I know it's early...but happy St. Patrick's Day to all of my wonderful readers!
Lots of people celebrate the feast day of St. Patrick, one of the three patron saints of Ireland, by wearing green and eating potatoes. Last year, I made Irish soda bread. I doubt I'll do much this year since we're getting back from a vacation that day, but I'd better wear green or my sister will pinch me black and blue. Heck, I'm pretty sure we pinch each other even if we are wearing green. We're sisters.
But similar to St. Valentine (whom I blogged about back in February), not many people know much about St. Patrick. To be honest, I don't know very much about him, either. But what I do know actually came from VeggieTales. Watch the short yet wonderfully hilarious video here: https://youtu.be/fg5ejLGEnZk
Anyway, the man now known as St. Patrick was actually an English boy named Maywin Socket who was kidnapped and sold into slavery in Ireland. People who are kidnapped into slavery, especially when they're sold to a distant land with a strange language, don't always react in the greatest ways. Some grow angry, others escape, and yet others develop a victim mentality. But not Maywin. He clung to the faith he'd learned in England and began to pray. By the time he left Ireland six years later, he was praying 100 times a day!
Eventually, Maywin went back to England and became a bishop. The church, for reasons I have yet to understand, decided to change his name to Patrick. Patrick then had a dream in which he felt led to go back to Ireland and preach to the people there. Today, he's credited with introducing Christianity to Ireland, as well as driving out all the snakes. But that's a story for another day.
I find it interesting that St. Patrick was called to preach to the same people who enslaved him. And he went willingly! I remember being in spiritual bondage. It's similar to physical slavery in that whatever bondage you have, fear in my case, dictates your every action. Sorry, I can't go to that party, I'm too scared. Sorry, I can't spend the night, I'm too scared. I don't want to go on vacation. What if something happens while I'm away from home?

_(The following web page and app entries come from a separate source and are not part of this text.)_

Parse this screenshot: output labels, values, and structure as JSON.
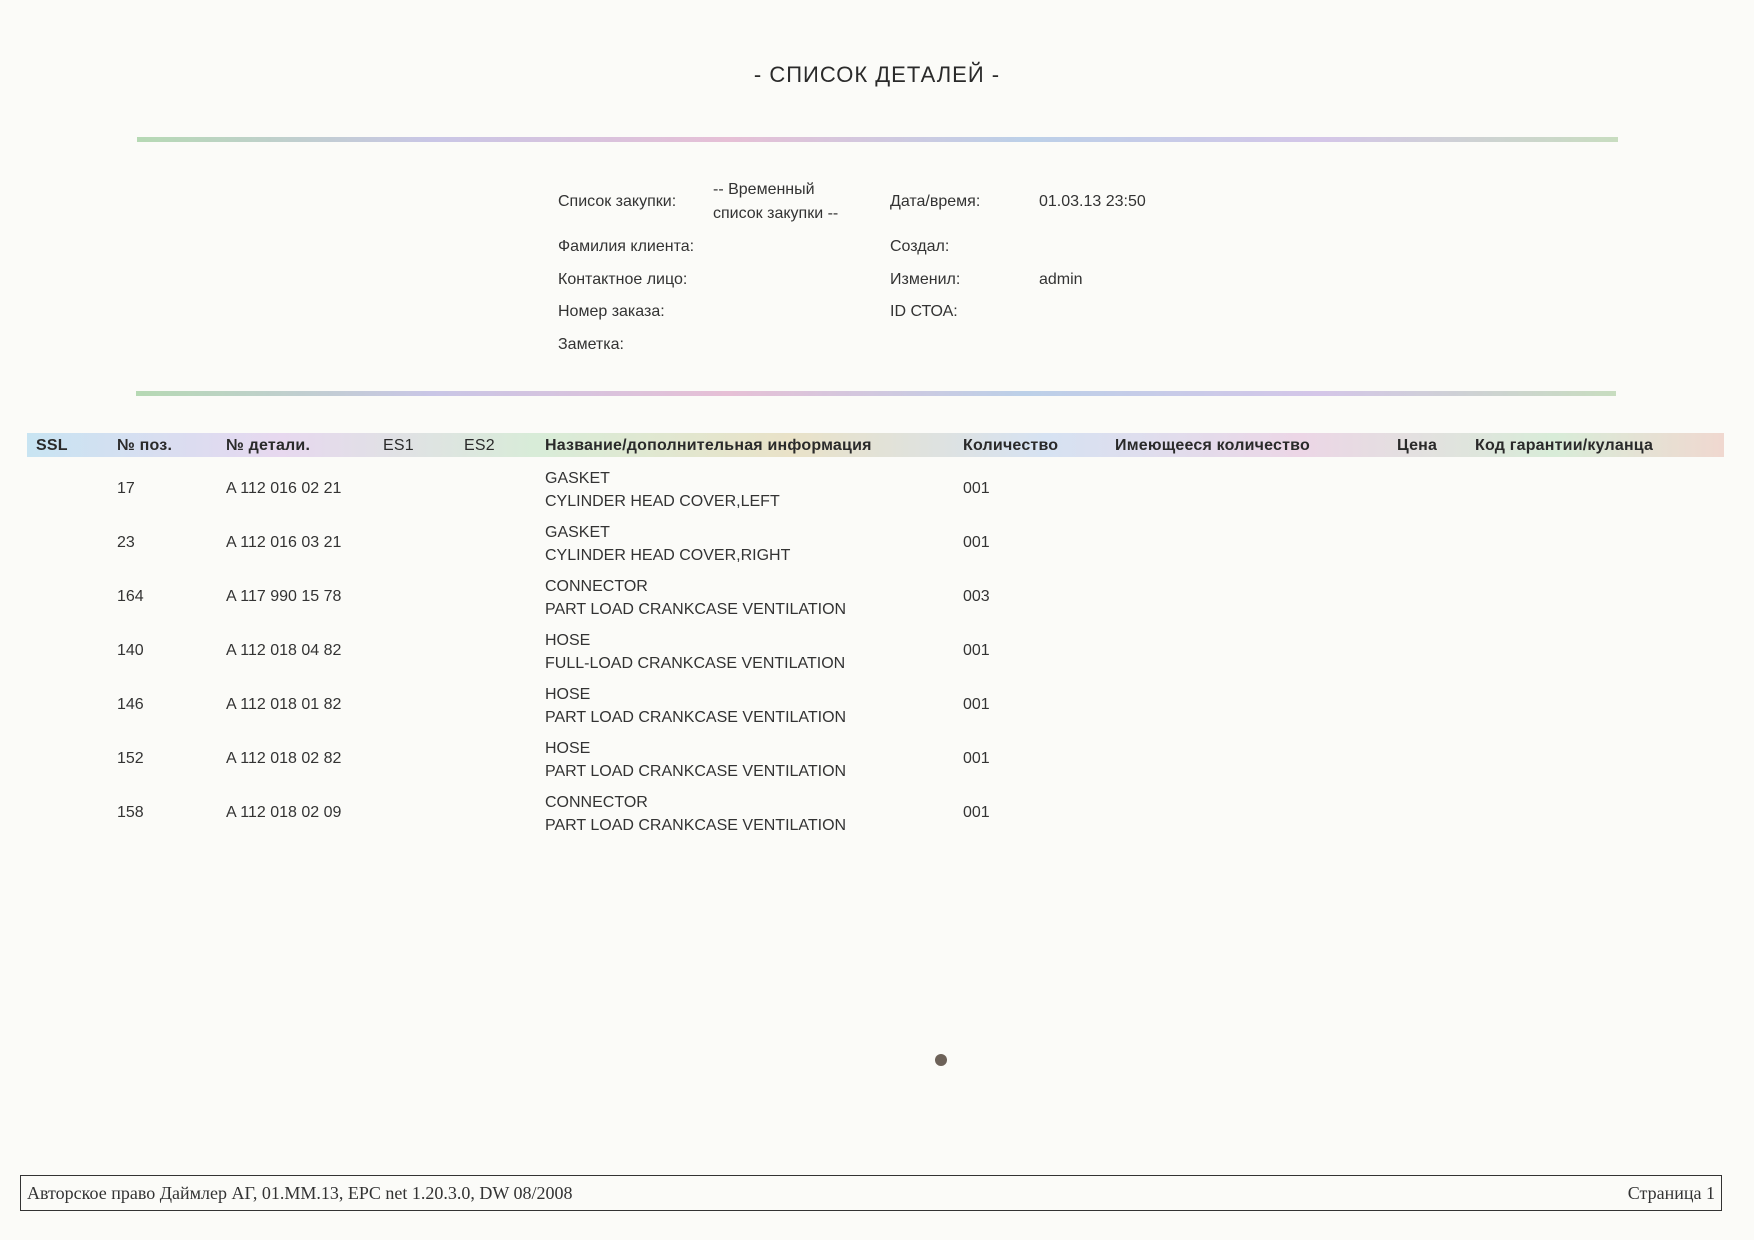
{
  "title": "- СПИСОК ДЕТАЛЕЙ -",
  "info": {
    "purchase_list_label": "Список закупки:",
    "purchase_list_value_line1": "-- Временный",
    "purchase_list_value_line2": "список закупки --",
    "datetime_label": "Дата/время:",
    "datetime_value": "01.03.13 23:50",
    "client_label": "Фамилия клиента:",
    "created_label": "Создал:",
    "contact_label": "Контактное лицо:",
    "modified_label": "Изменил:",
    "modified_value": "admin",
    "order_label": "Номер заказа:",
    "sto_label": "ID СТОА:",
    "note_label": "Заметка:"
  },
  "table": {
    "headers": {
      "ssl": "SSL",
      "pos": "№ поз.",
      "part": "№ детали.",
      "es1": "ES1",
      "es2": "ES2",
      "name": "Название/дополнительная информация",
      "qty": "Количество",
      "avail": "Имеющееся количество",
      "price": "Цена",
      "code": "Код гарантии/куланца"
    },
    "rows": [
      {
        "pos": "17",
        "part": "A 112 016 02 21",
        "name": "GASKET",
        "info": "CYLINDER HEAD COVER,LEFT",
        "qty": "001"
      },
      {
        "pos": "23",
        "part": "A 112 016 03 21",
        "name": "GASKET",
        "info": "CYLINDER HEAD COVER,RIGHT",
        "qty": "001"
      },
      {
        "pos": "164",
        "part": "A 117 990 15 78",
        "name": "CONNECTOR",
        "info": "PART LOAD CRANKCASE VENTILATION",
        "qty": "003"
      },
      {
        "pos": "140",
        "part": "A 112 018 04 82",
        "name": "HOSE",
        "info": "FULL-LOAD CRANKCASE VENTILATION",
        "qty": "001"
      },
      {
        "pos": "146",
        "part": "A 112 018 01 82",
        "name": "HOSE",
        "info": "PART LOAD CRANKCASE VENTILATION",
        "qty": "001"
      },
      {
        "pos": "152",
        "part": "A 112 018 02 82",
        "name": "HOSE",
        "info": "PART LOAD CRANKCASE VENTILATION",
        "qty": "001"
      },
      {
        "pos": "158",
        "part": "A 112 018 02 09",
        "name": "CONNECTOR",
        "info": "PART LOAD CRANKCASE VENTILATION",
        "qty": "001"
      }
    ]
  },
  "footer": {
    "copyright": "Авторское право Даймлер АГ, 01.ММ.13, EPC net 1.20.3.0, DW 08/2008",
    "page": "Страница 1"
  }
}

And yet St. Patrick was willing to face all those fears he had, fight the good fight, and do what God was calling him to do. And because of him, an entire nation met God for the first time.

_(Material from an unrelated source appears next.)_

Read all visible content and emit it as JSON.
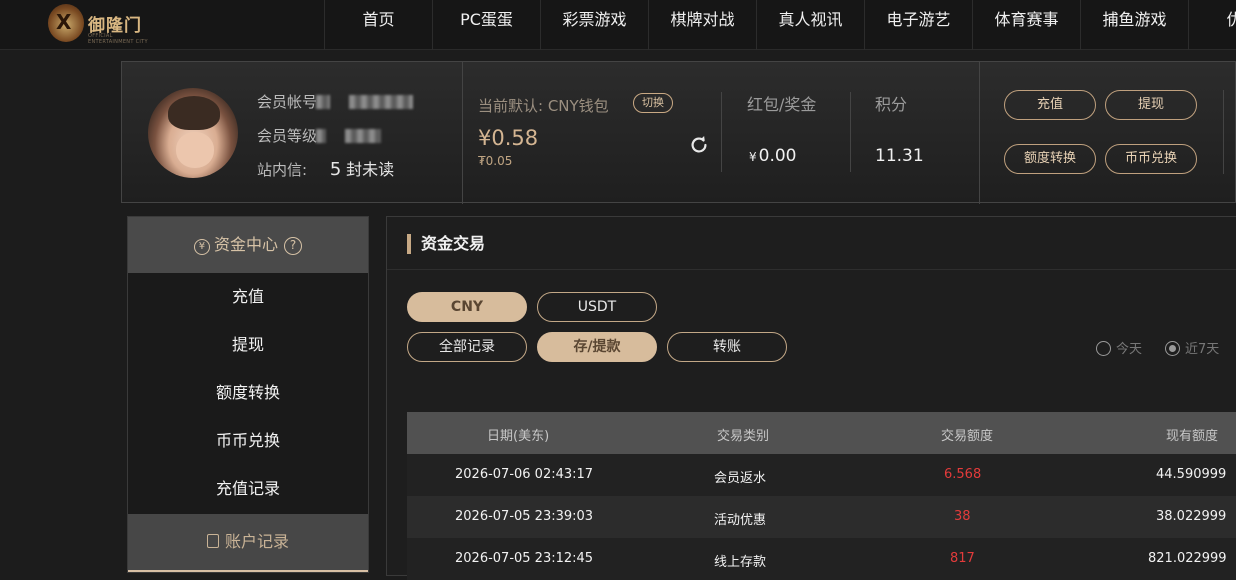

I know that I'm not always willing to face my fears. I have a lot of growing to do. But I'm starting to learn that God uses the battles we've gone through in life for our good. I dealt with fear--heck, I'm still dealing with it on occasion--but I can help other people. I can give them a hug, along with the kick in the pants and the "snap out of it!" that I needed in the midst of my own battles.
I haven't had many opportunities to help people through their fear. Maybe I'm not ready to do that yet. I know I still have a long way to go, that I still give into fear more times than I ought to. But I know I'll keep growing, learning, and that someday I will be ready to teach others.
Do you have any St. Patrick's Day traditions? I knew a family that dyed their Guinea pig green every time March 17 rolled around. If you have anything that crazy--or if you're just planning on eating a potato and wearing a green shirt--be sure to let me know in the comments below! God bless you, dear readers, and don't forget to like us on Facebook!
M. J. Piazza is a Jesus-loving, dog-walking country girl who just so happens to write books.